» **AIM OF THE EXERCISE**:
Give back every line of the data, word for word.

» **DATA RECORDS**:
◇ ◇ ◇ ◇ ◇ ◇ ◇
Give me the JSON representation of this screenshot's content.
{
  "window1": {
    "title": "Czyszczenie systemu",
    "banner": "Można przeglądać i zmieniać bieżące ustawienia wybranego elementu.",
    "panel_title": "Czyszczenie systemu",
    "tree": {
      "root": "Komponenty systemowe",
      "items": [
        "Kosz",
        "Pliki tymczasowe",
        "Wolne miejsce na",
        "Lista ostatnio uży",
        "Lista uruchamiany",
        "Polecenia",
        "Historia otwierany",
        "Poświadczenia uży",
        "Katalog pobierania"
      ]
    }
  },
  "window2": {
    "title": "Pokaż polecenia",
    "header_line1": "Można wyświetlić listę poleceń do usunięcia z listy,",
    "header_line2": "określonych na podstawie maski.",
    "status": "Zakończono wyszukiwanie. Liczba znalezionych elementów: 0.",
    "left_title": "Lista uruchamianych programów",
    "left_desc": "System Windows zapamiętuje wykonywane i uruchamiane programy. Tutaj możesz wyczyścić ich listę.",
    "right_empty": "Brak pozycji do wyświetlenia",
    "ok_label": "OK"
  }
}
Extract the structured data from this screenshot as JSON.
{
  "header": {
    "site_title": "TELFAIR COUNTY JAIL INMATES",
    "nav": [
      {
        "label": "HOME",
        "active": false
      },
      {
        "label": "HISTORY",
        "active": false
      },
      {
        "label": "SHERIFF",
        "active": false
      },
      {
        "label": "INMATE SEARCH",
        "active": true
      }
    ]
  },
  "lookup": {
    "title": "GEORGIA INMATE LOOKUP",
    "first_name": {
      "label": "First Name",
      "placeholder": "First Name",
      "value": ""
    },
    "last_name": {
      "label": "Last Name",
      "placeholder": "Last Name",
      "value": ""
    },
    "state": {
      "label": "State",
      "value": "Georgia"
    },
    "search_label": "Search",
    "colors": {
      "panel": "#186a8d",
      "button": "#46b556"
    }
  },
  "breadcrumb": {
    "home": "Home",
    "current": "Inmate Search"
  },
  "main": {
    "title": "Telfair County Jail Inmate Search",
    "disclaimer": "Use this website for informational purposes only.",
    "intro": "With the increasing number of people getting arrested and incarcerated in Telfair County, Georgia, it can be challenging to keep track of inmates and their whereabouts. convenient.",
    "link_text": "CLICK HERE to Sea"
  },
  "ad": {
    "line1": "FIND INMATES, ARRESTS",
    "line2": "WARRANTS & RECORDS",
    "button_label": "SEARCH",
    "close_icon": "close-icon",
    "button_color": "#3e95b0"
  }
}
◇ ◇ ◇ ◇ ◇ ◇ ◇
» **SOLUTION FOR THIS EXERCISE**:
Give me the JSON representation of this screenshot's content.
{
  "window1": {
    "title": "Czyszczenie systemu",
    "banner": "Można przeglądać i zmieniać bieżące ustawienia wybranego elementu.",
    "panel_title": "Czyszczenie systemu",
    "tree": {
      "root": "Komponenty systemowe",
      "items": [
        "Kosz",
        "Pliki tymczasowe",
        "Wolne miejsce na",
        "Lista ostatnio uży",
        "Lista uruchamiany",
        "Polecenia",
        "Historia otwierany",
        "Poświadczenia uży",
        "Katalog pobierania"
      ]
    }
  },
  "window2": {
    "title": "Pokaż polecenia",
    "header_line1": "Można wyświetlić listę poleceń do usunięcia z listy,",
    "header_line2": "określonych na podstawie maski.",
    "status": "Zakończono wyszukiwanie. Liczba znalezionych elementów: 0.",
    "left_title": "Lista uruchamianych programów",
    "left_desc": "System Windows zapamiętuje wykonywane i uruchamiane programy. Tutaj możesz wyczyścić ich listę.",
    "right_empty": "Brak pozycji do wyświetlenia",
    "ok_label": "OK"
  }
}
Extract the structured data from this screenshot as JSON.
{
  "header": {
    "site_title": "TELFAIR COUNTY JAIL INMATES",
    "nav": [
      {
        "label": "HOME",
        "active": false
      },
      {
        "label": "HISTORY",
        "active": false
      },
      {
        "label": "SHERIFF",
        "active": false
      },
      {
        "label": "INMATE SEARCH",
        "active": true
      }
    ]
  },
  "lookup": {
    "title": "GEORGIA INMATE LOOKUP",
    "first_name": {
      "label": "First Name",
      "placeholder": "First Name",
      "value": ""
    },
    "last_name": {
      "label": "Last Name",
      "placeholder": "Last Name",
      "value": ""
    },
    "state": {
      "label": "State",
      "value": "Georgia"
    },
    "search_label": "Search",
    "colors": {
      "panel": "#186a8d",
      "button": "#46b556"
    }
  },
  "breadcrumb": {
    "home": "Home",
    "current": "Inmate Search"
  },
  "main": {
    "title": "Telfair County Jail Inmate Search",
    "disclaimer": "Use this website for informational purposes only.",
    "intro": "With the increasing number of people getting arrested and incarcerated in Telfair County, Georgia, it can be challenging to keep track of inmates and their whereabouts. convenient.",
    "link_text": "CLICK HERE to Sea"
  },
  "ad": {
    "line1": "FIND INMATES, ARRESTS",
    "line2": "WARRANTS & RECORDS",
    "button_label": "SEARCH",
    "close_icon": "close-icon",
    "button_color": "#3e95b0"
  }
}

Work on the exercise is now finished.